## ASSIGNED TASK
Although the entries contain pictures, copy only their text, exactly as written.
* * * * *
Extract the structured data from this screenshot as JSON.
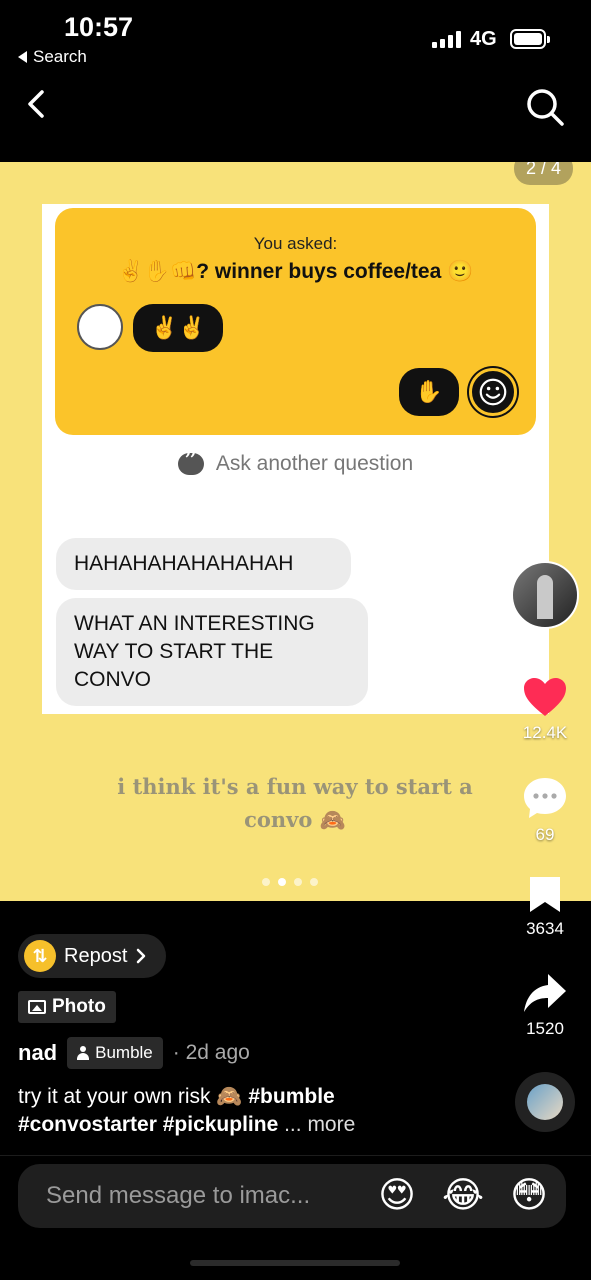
{
  "status_bar": {
    "time": "10:57",
    "back_label": "Search",
    "network": "4G"
  },
  "post": {
    "page_counter": "2 / 4",
    "screenshot": {
      "you_asked": "You asked:",
      "question": "✌️✋👊? winner buys coffee/tea 🙂",
      "their_answer": "✌️✌️",
      "my_answer": "✋",
      "ask_another": "Ask another question",
      "messages": [
        "HAHAHAHAHAHAHAH",
        "WHAT AN INTERESTING WAY TO START THE CONVO"
      ]
    },
    "caption": "i think it's a fun way to start a convo 🙈",
    "carousel": {
      "count": 4,
      "active_index": 1
    }
  },
  "actions": {
    "likes": "12.4K",
    "comments": "69",
    "bookmarks": "3634",
    "shares": "1520",
    "colors": {
      "like": "#fe2c55",
      "accent_yellow": "#f6c02b"
    }
  },
  "info": {
    "repost_label": "Repost",
    "photo_label": "Photo",
    "author": "nad",
    "label_badge": "Bumble",
    "time_ago": "· 2d ago",
    "description_text": "try it at your own risk 🙈 ",
    "description_tags": "#bumble #convostarter #pickupline",
    "more_label": " ... more"
  },
  "message_bar": {
    "placeholder": "Send message to imac...",
    "emojis": [
      "😍",
      "😂",
      "😳"
    ]
  }
}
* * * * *
## EXERCISE ANSWER
Extract the structured data from this screenshot as JSON.
{
  "status_bar": {
    "time": "10:57",
    "back_label": "Search",
    "network": "4G"
  },
  "post": {
    "page_counter": "2 / 4",
    "screenshot": {
      "you_asked": "You asked:",
      "question": "✌️✋👊? winner buys coffee/tea 🙂",
      "their_answer": "✌️✌️",
      "my_answer": "✋",
      "ask_another": "Ask another question",
      "messages": [
        "HAHAHAHAHAHAHAH",
        "WHAT AN INTERESTING WAY TO START THE CONVO"
      ]
    },
    "caption": "i think it's a fun way to start a convo 🙈",
    "carousel": {
      "count": 4,
      "active_index": 1
    }
  },
  "actions": {
    "likes": "12.4K",
    "comments": "69",
    "bookmarks": "3634",
    "shares": "1520",
    "colors": {
      "like": "#fe2c55",
      "accent_yellow": "#f6c02b"
    }
  },
  "info": {
    "repost_label": "Repost",
    "photo_label": "Photo",
    "author": "nad",
    "label_badge": "Bumble",
    "time_ago": "· 2d ago",
    "description_text": "try it at your own risk 🙈 ",
    "description_tags": "#bumble #convostarter #pickupline",
    "more_label": " ... more"
  },
  "message_bar": {
    "placeholder": "Send message to imac...",
    "emojis": [
      "😍",
      "😂",
      "😳"
    ]
  }
}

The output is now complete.